Presentation of the Microswimming project

1. The microswimming problem

The study of microswimmers was initiated by the observations of G. Taylor in 1950 and E. Purcell in 1977. The first one proposed a self-propulsion model in which the swimmer advanced by means of sinusoidal motion of its tail, while the second one noticed the peculiarity of swimming in fluids characterized by low Reynolds numbers. At the microscale viscous forces overcome inertial ones, and non-reciprocal swimming strategies must be adopted in order to produce a net advancement. As a result, microswimmers whose stroke technique is similar to the scallop’s are not able to move forward when relying on their self-propulsion alone. This remark is due to the fact that Navier-Stokes equations can be approximated by Stokes equations at such small scale, and the resulting time invariance plays a key role when selecting the admissible swimming strategies.

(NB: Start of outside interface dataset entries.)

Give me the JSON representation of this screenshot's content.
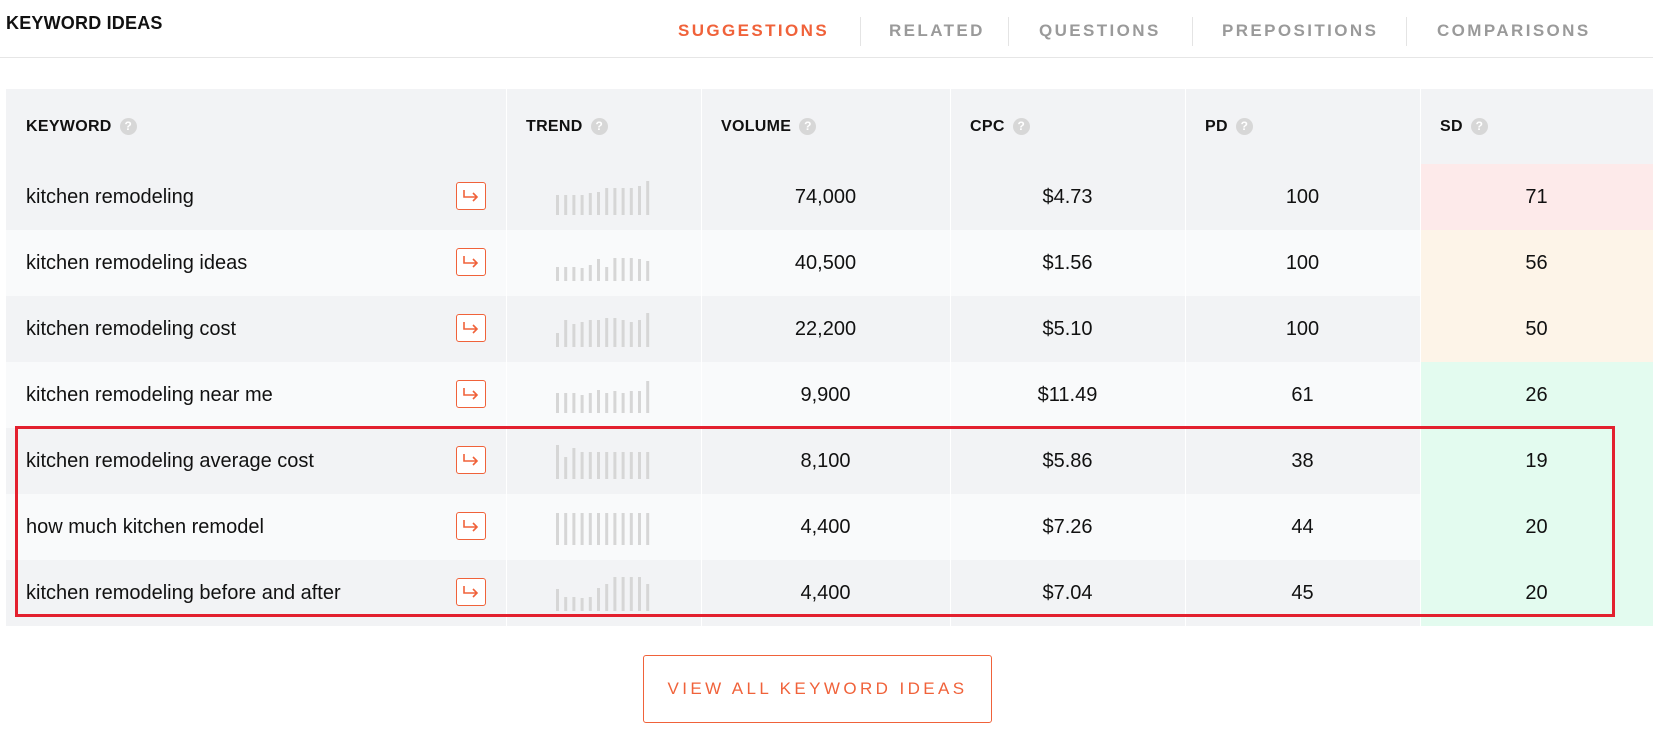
{
  "panel_title": "KEYWORD IDEAS",
  "tabs": [
    "SUGGESTIONS",
    "RELATED",
    "QUESTIONS",
    "PREPOSITIONS",
    "COMPARISONS"
  ],
  "active_tab": "SUGGESTIONS",
  "columns": {
    "keyword": "KEYWORD",
    "trend": "TREND",
    "volume": "VOLUME",
    "cpc": "CPC",
    "pd": "PD",
    "sd": "SD",
    "help": "?"
  },
  "rows": [
    {
      "keyword": "kitchen remodeling",
      "volume": "74,000",
      "cpc": "$4.73",
      "pd": "100",
      "sd": "71",
      "trend": [
        0.55,
        0.55,
        0.55,
        0.55,
        0.6,
        0.65,
        0.75,
        0.75,
        0.75,
        0.75,
        0.8,
        0.95
      ]
    },
    {
      "keyword": "kitchen remodeling ideas",
      "volume": "40,500",
      "cpc": "$1.56",
      "pd": "100",
      "sd": "56",
      "trend": [
        0.4,
        0.4,
        0.4,
        0.35,
        0.45,
        0.6,
        0.4,
        0.65,
        0.65,
        0.65,
        0.6,
        0.55
      ]
    },
    {
      "keyword": "kitchen remodeling cost",
      "volume": "22,200",
      "cpc": "$5.10",
      "pd": "100",
      "sd": "50",
      "trend": [
        0.4,
        0.75,
        0.65,
        0.7,
        0.75,
        0.75,
        0.8,
        0.8,
        0.75,
        0.7,
        0.75,
        0.95
      ]
    },
    {
      "keyword": "kitchen remodeling near me",
      "volume": "9,900",
      "cpc": "$11.49",
      "pd": "61",
      "sd": "26",
      "trend": [
        0.55,
        0.55,
        0.55,
        0.5,
        0.55,
        0.65,
        0.55,
        0.6,
        0.55,
        0.6,
        0.6,
        0.9
      ]
    },
    {
      "keyword": "kitchen remodeling average cost",
      "volume": "8,100",
      "cpc": "$5.86",
      "pd": "38",
      "sd": "19",
      "trend": [
        0.95,
        0.6,
        0.85,
        0.75,
        0.75,
        0.75,
        0.75,
        0.75,
        0.75,
        0.75,
        0.75,
        0.75
      ]
    },
    {
      "keyword": "how much kitchen remodel",
      "volume": "4,400",
      "cpc": "$7.26",
      "pd": "44",
      "sd": "20",
      "trend": [
        0.9,
        0.9,
        0.9,
        0.9,
        0.9,
        0.9,
        0.9,
        0.9,
        0.9,
        0.9,
        0.9,
        0.9
      ]
    },
    {
      "keyword": "kitchen remodeling before and after",
      "volume": "4,400",
      "cpc": "$7.04",
      "pd": "45",
      "sd": "20",
      "trend": [
        0.6,
        0.4,
        0.4,
        0.35,
        0.4,
        0.65,
        0.75,
        0.95,
        0.95,
        0.95,
        0.95,
        0.75
      ]
    }
  ],
  "sd_colors": [
    "#fdeaea",
    "#fdf4e8",
    "#fdf4e8",
    "#e3fbef",
    "#e3fbef",
    "#e3fbef",
    "#e3fbef"
  ],
  "row_colors": [
    "#f2f3f5",
    "#f9fafb",
    "#f2f3f5",
    "#f9fafb",
    "#f2f3f5",
    "#f9fafb",
    "#f2f3f5"
  ],
  "accent_color": "#f0623a",
  "highlight_color": "#e3202e",
  "view_all_label": "VIEW ALL KEYWORD IDEAS"
}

This approximation has been exploited in mathematical literature about microswimming to obtain controllability results about different kinds of swimmers: by using Resistive Force Theory, fluid dynamics is encoded in some coefficients that allow to describe the microswimmer through rigid body equations alone.

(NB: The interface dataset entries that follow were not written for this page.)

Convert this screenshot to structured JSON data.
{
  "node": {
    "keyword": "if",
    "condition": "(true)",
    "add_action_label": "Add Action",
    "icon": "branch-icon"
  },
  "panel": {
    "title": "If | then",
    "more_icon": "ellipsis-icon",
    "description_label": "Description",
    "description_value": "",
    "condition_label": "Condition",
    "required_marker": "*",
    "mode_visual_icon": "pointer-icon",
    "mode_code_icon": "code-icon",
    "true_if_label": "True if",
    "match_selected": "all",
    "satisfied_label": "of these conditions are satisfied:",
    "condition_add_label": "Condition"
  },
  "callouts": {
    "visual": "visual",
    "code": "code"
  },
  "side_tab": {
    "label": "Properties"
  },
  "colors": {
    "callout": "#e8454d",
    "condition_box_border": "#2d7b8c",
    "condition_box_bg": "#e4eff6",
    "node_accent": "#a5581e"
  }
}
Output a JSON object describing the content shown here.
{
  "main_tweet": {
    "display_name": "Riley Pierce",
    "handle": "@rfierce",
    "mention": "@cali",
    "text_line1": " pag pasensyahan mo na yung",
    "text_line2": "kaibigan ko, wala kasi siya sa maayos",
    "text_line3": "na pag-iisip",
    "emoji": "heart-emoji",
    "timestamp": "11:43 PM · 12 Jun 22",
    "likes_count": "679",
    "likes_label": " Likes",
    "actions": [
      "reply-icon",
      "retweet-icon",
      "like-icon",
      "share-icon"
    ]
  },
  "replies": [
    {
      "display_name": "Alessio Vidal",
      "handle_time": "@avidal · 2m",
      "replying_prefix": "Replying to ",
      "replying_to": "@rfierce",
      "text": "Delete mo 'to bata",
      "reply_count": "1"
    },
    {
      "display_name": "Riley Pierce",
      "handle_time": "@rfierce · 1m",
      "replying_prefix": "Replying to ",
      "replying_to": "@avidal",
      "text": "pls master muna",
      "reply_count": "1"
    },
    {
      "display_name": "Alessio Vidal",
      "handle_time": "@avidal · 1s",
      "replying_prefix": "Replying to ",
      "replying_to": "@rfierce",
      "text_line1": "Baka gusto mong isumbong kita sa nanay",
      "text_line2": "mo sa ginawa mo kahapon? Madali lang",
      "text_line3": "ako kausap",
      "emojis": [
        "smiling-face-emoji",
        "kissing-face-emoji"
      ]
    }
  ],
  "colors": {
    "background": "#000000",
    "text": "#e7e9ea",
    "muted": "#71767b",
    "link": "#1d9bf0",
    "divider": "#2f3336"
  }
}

2. Microswimmers and their medical applications

Due to their small dimensions, microswimmers can travel in narrow channels. A possible application of microswimming studies is the field of medical microrobots. There are two possible types of employ: the first one is targeted drug delivery, the second one is microsurgery or non-invasive medical examinations. In these cases an accurate control of the robot is of great importance, especially close to obstacles or walls. Another important point is the design of the robot, which should favour control ease and efficiency.